» Exercise input
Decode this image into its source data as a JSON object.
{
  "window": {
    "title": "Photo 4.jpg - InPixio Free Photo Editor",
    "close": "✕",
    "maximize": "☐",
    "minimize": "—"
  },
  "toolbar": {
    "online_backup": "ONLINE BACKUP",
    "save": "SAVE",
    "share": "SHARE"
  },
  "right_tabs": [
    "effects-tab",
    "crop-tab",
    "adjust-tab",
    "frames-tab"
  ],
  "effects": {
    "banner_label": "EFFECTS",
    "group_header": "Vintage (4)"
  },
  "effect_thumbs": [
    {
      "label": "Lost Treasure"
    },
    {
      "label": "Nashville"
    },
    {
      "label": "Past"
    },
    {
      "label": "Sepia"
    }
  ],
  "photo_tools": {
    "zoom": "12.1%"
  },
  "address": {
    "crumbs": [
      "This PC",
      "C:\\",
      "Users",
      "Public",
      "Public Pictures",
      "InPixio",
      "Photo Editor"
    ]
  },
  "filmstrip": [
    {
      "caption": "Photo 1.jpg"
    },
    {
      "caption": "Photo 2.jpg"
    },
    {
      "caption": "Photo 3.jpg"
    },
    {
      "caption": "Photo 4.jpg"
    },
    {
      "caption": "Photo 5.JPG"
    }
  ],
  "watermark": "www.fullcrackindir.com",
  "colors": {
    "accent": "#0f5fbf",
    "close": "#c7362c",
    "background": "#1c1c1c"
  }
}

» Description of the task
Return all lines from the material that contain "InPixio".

» Answer below
    "title": "Photo 4.jpg - InPixio Free Photo Editor",
      "InPixio",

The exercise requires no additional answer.